TASK BRIEF —
Locate each line below that includes "subtitle" and reproduce it.

INPUT DATA —
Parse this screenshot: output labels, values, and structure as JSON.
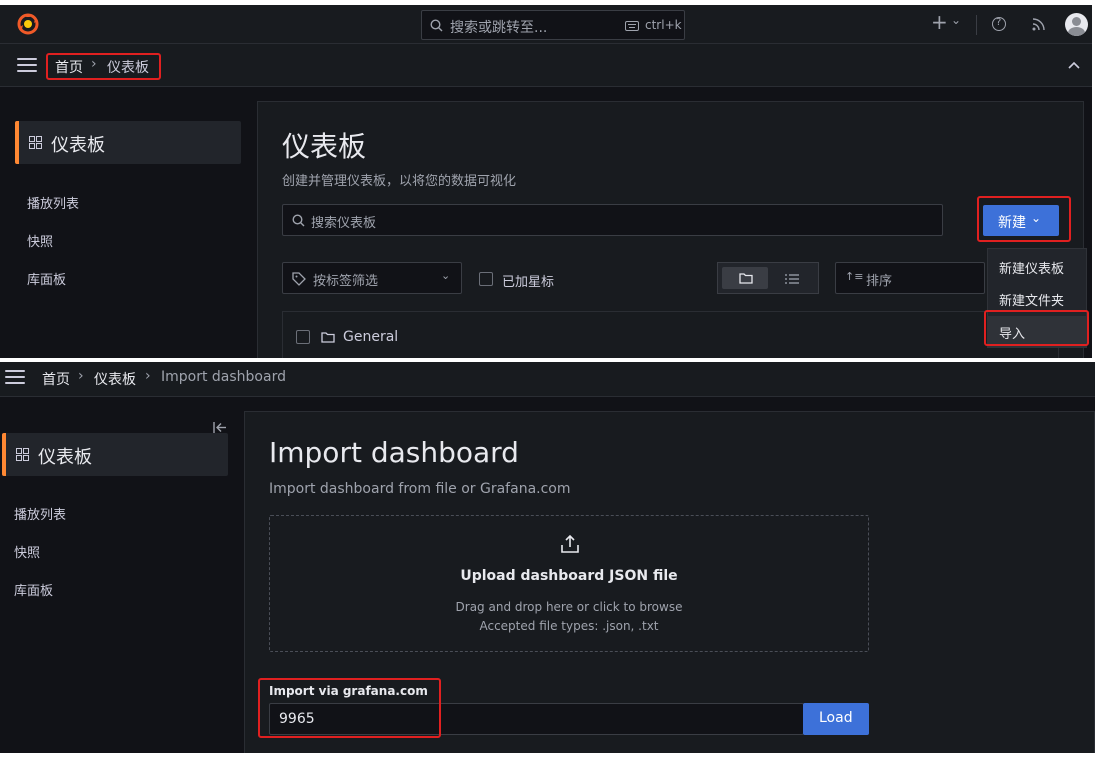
{
  "top": {
    "search_placeholder": "搜索或跳转至...",
    "shortcut": "ctrl+k",
    "plus": "+",
    "plus_chevron": "⌄",
    "help": "?"
  },
  "breadcrumb1": {
    "home": "首页",
    "sep": "›",
    "current": "仪表板"
  },
  "sidebar": {
    "active": "仪表板",
    "items": [
      "播放列表",
      "快照",
      "库面板"
    ]
  },
  "dashboards": {
    "title": "仪表板",
    "subtitle": "创建并管理仪表板，以将您的数据可视化",
    "search_placeholder": "搜索仪表板",
    "new_button": "新建",
    "new_chevron": "⌄",
    "tag_filter": "按标签筛选",
    "tag_chevron": "⌄",
    "starred": "已加星标",
    "sort": "排序",
    "sort_icon": "↑≡",
    "folder_row": "General",
    "menu": [
      "新建仪表板",
      "新建文件夹",
      "导入"
    ]
  },
  "breadcrumb2": {
    "home": "首页",
    "sep1": "›",
    "mid": "仪表板",
    "sep2": "›",
    "current": "Import dashboard"
  },
  "import": {
    "title": "Import dashboard",
    "subtitle": "Import dashboard from file or Grafana.com",
    "upload_title": "Upload dashboard JSON file",
    "upload_hint1": "Drag and drop here or click to browse",
    "upload_hint2": "Accepted file types: .json, .txt",
    "via_label": "Import via grafana.com",
    "via_value": "9965",
    "load_button": "Load"
  },
  "colors": {
    "accent": "#ff8833",
    "primary": "#3d71d9",
    "highlight": "#e02020",
    "background": "#111217"
  }
}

WORKED SOLUTION —
    "subtitle": "创建并管理仪表板，以将您的数据可视化",
    "subtitle": "Import dashboard from file or Grafana.com",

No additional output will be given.